Since Oppenheim1 has described and outlined the clinical picture of this disease, a number of subsequent observations by this author and others have broadened the clinical aspect, adding new features to those first described.
Some observations were made, in which not only the muscles of the extremities were involved but also those of the neck and back; and in a series of cases the flaccid pseudoparalysis involved not only the musculature of neck in addition to the more commonly affected extremities, but also that of the whole trunk simultaneously, so that with the exception of the diaphragm all muscles supplied by the spinal nerves appeared paralytic.
The assertion that the muscles supplied by the cranial nerves remain intact in this disease had to be modified as the result of additional observations. A certain degree of participation of the cranial nerves especially of the facialis is in a few histories

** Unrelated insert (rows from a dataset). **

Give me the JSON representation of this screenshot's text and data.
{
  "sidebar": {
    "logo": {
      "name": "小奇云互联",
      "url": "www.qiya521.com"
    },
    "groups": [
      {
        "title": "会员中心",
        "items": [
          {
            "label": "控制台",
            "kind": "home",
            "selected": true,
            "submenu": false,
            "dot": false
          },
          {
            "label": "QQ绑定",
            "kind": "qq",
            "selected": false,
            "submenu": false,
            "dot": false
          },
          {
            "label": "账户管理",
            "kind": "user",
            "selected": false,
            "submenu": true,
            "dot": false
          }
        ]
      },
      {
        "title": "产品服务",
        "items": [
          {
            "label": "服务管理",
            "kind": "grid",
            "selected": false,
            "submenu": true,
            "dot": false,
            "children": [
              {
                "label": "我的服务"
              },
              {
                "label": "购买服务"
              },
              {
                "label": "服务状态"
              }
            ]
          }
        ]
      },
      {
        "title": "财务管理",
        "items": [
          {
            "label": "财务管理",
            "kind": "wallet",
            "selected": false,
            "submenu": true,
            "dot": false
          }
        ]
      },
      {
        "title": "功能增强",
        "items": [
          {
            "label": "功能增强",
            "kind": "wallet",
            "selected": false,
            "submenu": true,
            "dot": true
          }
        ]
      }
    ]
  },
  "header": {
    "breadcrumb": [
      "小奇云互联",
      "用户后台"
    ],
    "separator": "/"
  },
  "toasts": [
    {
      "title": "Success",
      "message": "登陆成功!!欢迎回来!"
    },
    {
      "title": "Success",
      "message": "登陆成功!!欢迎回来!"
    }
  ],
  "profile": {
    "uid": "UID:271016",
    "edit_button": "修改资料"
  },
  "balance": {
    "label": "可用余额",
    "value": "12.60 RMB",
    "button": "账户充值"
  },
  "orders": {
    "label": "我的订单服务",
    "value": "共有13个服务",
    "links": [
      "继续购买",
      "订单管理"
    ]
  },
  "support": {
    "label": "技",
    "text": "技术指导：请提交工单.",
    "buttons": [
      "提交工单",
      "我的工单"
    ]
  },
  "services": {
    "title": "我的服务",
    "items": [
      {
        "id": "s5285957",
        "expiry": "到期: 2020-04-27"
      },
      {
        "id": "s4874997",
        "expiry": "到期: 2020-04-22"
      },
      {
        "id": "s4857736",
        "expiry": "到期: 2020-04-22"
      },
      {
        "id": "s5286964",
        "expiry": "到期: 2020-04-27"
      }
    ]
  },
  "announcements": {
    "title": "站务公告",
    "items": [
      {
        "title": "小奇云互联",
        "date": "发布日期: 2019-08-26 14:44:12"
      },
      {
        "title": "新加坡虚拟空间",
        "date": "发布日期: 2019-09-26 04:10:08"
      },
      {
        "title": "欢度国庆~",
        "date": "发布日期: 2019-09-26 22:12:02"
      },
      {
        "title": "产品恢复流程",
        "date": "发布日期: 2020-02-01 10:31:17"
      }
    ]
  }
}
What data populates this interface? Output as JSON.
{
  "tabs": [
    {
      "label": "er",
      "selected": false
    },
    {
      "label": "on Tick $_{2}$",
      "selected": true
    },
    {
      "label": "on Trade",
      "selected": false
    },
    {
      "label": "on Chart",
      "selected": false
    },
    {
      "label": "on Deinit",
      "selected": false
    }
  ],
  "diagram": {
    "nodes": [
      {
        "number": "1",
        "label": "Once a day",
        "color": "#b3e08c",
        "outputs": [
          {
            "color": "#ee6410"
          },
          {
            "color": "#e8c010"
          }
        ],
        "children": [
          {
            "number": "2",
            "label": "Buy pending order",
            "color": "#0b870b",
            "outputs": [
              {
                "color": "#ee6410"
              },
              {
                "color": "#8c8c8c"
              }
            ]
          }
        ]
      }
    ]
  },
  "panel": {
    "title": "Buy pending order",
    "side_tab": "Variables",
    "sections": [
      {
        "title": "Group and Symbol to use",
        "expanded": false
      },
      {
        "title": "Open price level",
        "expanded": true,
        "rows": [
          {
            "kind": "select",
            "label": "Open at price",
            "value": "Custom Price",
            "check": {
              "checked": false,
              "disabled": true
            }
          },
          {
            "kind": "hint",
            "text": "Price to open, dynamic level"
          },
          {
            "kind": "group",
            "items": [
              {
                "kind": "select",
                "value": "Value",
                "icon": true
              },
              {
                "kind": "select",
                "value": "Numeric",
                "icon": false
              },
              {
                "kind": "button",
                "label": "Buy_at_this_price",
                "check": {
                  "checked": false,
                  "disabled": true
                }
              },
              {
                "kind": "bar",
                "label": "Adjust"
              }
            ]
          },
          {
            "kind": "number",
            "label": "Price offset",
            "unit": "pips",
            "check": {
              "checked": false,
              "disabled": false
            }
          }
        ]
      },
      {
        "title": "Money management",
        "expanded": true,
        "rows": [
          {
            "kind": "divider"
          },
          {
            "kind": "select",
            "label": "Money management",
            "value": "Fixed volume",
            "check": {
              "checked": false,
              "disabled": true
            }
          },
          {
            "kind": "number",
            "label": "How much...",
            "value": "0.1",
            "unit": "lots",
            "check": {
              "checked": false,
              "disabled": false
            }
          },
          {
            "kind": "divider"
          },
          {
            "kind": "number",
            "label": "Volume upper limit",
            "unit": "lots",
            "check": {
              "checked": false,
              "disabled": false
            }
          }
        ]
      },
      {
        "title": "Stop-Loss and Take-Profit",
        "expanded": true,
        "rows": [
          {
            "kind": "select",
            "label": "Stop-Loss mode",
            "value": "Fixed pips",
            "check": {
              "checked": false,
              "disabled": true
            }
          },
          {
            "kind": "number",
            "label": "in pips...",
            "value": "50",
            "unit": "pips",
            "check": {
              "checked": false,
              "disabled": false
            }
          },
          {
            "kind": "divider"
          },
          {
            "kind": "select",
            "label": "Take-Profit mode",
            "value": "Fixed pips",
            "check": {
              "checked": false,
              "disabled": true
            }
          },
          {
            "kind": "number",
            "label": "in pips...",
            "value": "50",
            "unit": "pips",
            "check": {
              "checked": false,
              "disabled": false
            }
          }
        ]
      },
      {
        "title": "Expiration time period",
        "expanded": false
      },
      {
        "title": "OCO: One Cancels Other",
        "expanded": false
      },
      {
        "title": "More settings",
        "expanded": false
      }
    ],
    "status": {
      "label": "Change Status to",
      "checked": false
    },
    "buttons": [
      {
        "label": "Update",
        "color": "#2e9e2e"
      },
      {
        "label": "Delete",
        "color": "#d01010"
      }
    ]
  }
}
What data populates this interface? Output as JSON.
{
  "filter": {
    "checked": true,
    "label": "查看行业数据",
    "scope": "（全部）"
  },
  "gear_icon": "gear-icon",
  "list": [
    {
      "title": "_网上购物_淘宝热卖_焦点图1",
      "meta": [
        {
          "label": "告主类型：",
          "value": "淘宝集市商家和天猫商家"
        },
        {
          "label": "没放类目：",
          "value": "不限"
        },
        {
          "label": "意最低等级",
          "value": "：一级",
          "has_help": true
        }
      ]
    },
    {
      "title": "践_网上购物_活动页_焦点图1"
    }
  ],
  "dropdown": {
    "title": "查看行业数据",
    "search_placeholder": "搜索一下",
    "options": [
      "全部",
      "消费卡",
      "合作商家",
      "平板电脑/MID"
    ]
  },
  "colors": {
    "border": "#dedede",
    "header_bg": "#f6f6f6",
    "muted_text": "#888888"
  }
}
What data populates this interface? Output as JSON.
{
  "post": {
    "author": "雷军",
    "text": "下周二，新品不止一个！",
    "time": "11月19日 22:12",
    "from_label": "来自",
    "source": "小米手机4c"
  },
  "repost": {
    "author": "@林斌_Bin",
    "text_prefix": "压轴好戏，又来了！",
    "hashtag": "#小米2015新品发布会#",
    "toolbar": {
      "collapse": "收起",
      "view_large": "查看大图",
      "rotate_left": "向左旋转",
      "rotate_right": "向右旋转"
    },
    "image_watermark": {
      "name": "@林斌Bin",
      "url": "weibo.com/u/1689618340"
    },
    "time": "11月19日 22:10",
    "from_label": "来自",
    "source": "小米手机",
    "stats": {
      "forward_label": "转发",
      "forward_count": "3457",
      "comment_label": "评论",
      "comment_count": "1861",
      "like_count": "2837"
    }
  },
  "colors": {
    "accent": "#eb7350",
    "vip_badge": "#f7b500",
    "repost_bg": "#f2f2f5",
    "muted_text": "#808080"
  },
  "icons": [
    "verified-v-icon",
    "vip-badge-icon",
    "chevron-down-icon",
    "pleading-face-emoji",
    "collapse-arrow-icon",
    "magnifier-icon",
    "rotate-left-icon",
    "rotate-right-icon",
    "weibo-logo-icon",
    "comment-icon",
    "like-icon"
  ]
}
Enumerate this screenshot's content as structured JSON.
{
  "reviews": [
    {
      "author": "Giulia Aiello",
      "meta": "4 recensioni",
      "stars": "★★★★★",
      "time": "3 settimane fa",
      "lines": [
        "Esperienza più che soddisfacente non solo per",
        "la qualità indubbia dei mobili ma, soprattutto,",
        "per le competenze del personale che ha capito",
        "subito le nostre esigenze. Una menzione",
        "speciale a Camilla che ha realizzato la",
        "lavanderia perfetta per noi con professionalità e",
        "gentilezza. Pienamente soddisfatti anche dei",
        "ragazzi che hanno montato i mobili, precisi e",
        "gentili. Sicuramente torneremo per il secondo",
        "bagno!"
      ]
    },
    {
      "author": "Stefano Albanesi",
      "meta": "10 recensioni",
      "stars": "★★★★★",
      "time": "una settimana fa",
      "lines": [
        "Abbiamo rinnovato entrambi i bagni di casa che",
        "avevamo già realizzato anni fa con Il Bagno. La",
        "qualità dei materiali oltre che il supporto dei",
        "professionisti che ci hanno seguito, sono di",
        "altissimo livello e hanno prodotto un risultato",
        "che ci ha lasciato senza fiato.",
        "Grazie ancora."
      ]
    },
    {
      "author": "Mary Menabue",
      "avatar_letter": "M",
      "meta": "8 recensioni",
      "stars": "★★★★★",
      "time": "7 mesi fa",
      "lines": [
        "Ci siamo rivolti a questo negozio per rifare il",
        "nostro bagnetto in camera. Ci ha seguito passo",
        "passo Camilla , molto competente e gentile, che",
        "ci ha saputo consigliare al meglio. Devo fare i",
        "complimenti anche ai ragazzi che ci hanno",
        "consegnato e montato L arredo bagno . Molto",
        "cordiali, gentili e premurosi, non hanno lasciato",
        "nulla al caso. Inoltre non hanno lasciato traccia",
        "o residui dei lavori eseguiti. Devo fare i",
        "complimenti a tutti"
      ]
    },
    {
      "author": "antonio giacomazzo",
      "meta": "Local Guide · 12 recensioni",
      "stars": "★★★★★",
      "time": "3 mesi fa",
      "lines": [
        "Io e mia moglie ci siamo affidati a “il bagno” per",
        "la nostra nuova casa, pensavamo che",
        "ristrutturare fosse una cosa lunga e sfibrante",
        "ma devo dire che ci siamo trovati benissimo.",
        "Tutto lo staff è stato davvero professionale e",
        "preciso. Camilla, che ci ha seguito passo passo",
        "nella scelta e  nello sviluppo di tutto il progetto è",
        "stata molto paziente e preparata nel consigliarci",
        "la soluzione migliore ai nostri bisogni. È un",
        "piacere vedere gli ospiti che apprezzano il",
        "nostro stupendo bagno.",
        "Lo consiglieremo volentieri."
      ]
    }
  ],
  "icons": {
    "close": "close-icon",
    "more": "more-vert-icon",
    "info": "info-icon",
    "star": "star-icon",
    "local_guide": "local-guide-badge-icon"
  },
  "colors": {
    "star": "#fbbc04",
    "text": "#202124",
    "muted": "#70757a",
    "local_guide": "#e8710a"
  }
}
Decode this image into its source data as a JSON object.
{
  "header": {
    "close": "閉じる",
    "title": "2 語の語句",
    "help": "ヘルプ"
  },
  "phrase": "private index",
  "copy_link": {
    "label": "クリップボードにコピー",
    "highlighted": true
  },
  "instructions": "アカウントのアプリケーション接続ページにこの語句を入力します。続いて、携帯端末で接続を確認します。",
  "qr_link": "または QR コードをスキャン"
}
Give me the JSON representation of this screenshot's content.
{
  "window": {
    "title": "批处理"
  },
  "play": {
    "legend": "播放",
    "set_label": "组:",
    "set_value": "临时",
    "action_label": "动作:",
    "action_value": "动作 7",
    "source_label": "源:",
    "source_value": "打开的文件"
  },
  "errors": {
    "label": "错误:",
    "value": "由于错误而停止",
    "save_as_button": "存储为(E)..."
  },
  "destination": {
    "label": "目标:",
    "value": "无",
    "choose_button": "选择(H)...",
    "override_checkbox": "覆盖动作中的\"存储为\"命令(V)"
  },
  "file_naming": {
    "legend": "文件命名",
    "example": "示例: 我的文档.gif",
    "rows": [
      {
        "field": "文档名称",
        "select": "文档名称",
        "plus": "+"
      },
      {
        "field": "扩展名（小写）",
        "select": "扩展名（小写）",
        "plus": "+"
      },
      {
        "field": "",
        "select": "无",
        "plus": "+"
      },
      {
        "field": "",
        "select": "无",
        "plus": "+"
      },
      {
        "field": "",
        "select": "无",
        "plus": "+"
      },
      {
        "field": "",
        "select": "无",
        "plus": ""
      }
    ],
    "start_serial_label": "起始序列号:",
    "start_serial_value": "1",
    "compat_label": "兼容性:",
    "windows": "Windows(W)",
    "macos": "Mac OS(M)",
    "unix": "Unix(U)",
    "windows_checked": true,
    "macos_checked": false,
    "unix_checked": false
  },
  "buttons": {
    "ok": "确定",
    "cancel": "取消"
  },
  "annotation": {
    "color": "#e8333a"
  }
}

STRAUCH A. MYATONIA CONGENITA OF OPPENHEIM. Am J Dis Child. 1914;VIII(4):298-306. doi:10.1001/archpedi.1914.04300010306006